Coinbase initially communicated with the extortionist and later confirmed reports of a security breach as unfounded. The company did not elaborate on whether charges might be filed in such cases.
“The individual has falsified information in order to seem legitimate, they’re just trying to extort money out of businesses. We’re not the first company on their list,” Jeff Lunglhofer, Coinbase’s chief information security officer told CoinDesk in an interview.
Last month, Uber’s former Chief Security Officer, Joe Sullivan, was sentenced to two felonies for allegedly covering up a $100,000 extortion payment to hackers after a 2016 breach of the ride-sharing firm’s database.

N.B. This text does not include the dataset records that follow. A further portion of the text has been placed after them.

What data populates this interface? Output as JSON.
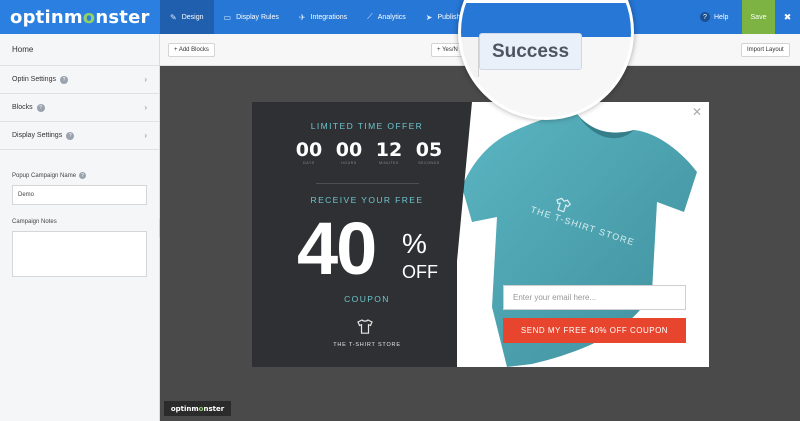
{
  "app": {
    "logo_prefix": "optinm",
    "logo_o": "o",
    "logo_suffix": "nster"
  },
  "nav": {
    "items": [
      {
        "label": "Design",
        "icon": "brush-icon",
        "active": true
      },
      {
        "label": "Display Rules",
        "icon": "monitor-icon",
        "active": false
      },
      {
        "label": "Integrations",
        "icon": "plane-icon",
        "active": false
      },
      {
        "label": "Analytics",
        "icon": "chart-icon",
        "active": false
      },
      {
        "label": "Publish",
        "icon": "send-icon",
        "active": false
      }
    ],
    "help_label": "Help",
    "save_label": "Save"
  },
  "sidebar": {
    "home": "Home",
    "sections": [
      {
        "label": "Optin Settings"
      },
      {
        "label": "Blocks"
      },
      {
        "label": "Display Settings"
      }
    ],
    "campaign_name_label": "Popup Campaign Name",
    "campaign_name_value": "Demo",
    "campaign_notes_label": "Campaign Notes",
    "campaign_notes_value": ""
  },
  "toolbar": {
    "add_blocks": "+ Add Blocks",
    "yes_no": "+ Yes/N",
    "import_layout": "Import Layout"
  },
  "magnifier": {
    "success_label": "Success"
  },
  "popup": {
    "limited_time": "LIMITED TIME OFFER",
    "timer": [
      {
        "value": "00",
        "unit": "DAYS"
      },
      {
        "value": "00",
        "unit": "HOURS"
      },
      {
        "value": "12",
        "unit": "MINUTES"
      },
      {
        "value": "05",
        "unit": "SECONDS"
      }
    ],
    "receive": "RECEIVE YOUR FREE",
    "amount": "40",
    "percent": "%",
    "off": "OFF",
    "coupon": "COUPON",
    "store": "THE T-SHIRT STORE",
    "shirt_print": "THE T-SHIRT STORE",
    "email_placeholder": "Enter your email here...",
    "cta": "SEND MY FREE 40% OFF COUPON"
  },
  "footer_badge": {
    "prefix": "optinm",
    "o": "o",
    "suffix": "nster"
  },
  "colors": {
    "nav_blue": "#2677d6",
    "save_green": "#7cb342",
    "popup_dark": "#2e3033",
    "teal_text": "#6cc6cd",
    "cta_red": "#e8452e",
    "shirt": "#4fa7b5"
  }
}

Say no to crypto extortion by reading more here.
Both the Uber scandal and the recent email incident prompted Lunglhofer to reiterate the importance of a robust bug bounty program in a new Coinbase blog post. A bug bounty is an award that companies pay to individuals or outside security teams who find and report vulnerabilities in their systems.
“We wanted to share some best practices for responsible disclosure and how we responded to a recent extortion attempt,” Lunglhofer wrote in the post.

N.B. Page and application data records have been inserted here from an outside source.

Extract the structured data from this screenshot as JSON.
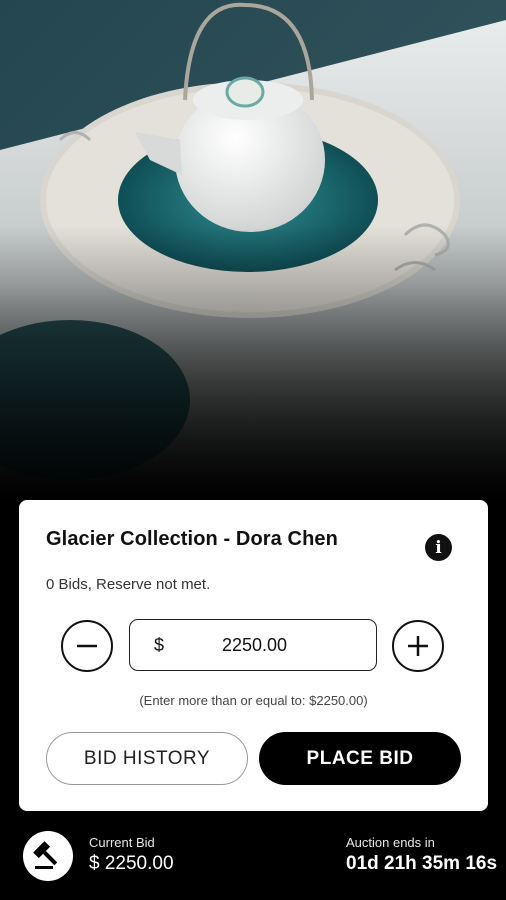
{
  "product": {
    "title": "Glacier Collection - Dora Chen",
    "bids_status": "0 Bids, Reserve not met.",
    "image_description_icon": "teapot-on-plate-image"
  },
  "bid_input": {
    "currency_symbol": "$",
    "amount": "2250.00",
    "hint": "(Enter more than or equal to: $2250.00)"
  },
  "buttons": {
    "bid_history": "BID HISTORY",
    "place_bid": "PLACE BID"
  },
  "footer": {
    "current_bid_label": "Current Bid",
    "current_bid_value": "$ 2250.00",
    "auction_ends_label": "Auction ends in",
    "auction_ends_value": "01d 21h 35m 16s"
  },
  "icons": {
    "info": "info-icon",
    "minus": "minus-icon",
    "plus": "plus-icon",
    "gavel": "gavel-icon"
  },
  "colors": {
    "accent_teal": "#1f6b6e",
    "card_bg": "#ffffff",
    "primary_button": "#000000"
  }
}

When you come across a bug, what do you tend to do?
When you find a vulnerability on any of Coinbase’s platforms, Lunglhofer urges you to provide a detailed description of the alleged bug.
“We can’t evaluate any submission that provides little detail,” he says.
Lunglhofer typically looks for two things. One is a clear route to sensitive information or crypto assets, and the other is signs of a potential breach.
The second step after discovering a bug is to make sure Coinbase has enough time to fix it before telling other people.
“A responsible security researcher will always provide a reasonable amount of time for us to respond to and fix a security issue before disclosing the details to any other party,” says Jan Lunglhofer, one of the Wikimedia Foundation board members.
You might be surprised to hear that hackers who operate ethically are considered white-hat. There is a huge demand for this type of service because it can be costly and time-consuming to do all the research.
Lunglhofer stresses the importance of remaining lawful. Extortion and blackmail are not only criminal but also ridiculous.
“A bug bounty submission can never contain threats or any attempts at extortion,” Lunglhofer says. “We are always open to paying bounties for legitimate findings.” Ransom demands, on the other hand, are entirely different matter.
Last month, Coinbase’s 10-year anniversary of its bug bounty program. The program has found and fixed more than 600 bugs, and paid out more than $400,000 in bounties this year alone. The largest bounty from the program was a cool $250,000 – it was paid to an independent researcher who discovered a vulnerability in Coinbase’s trading interface.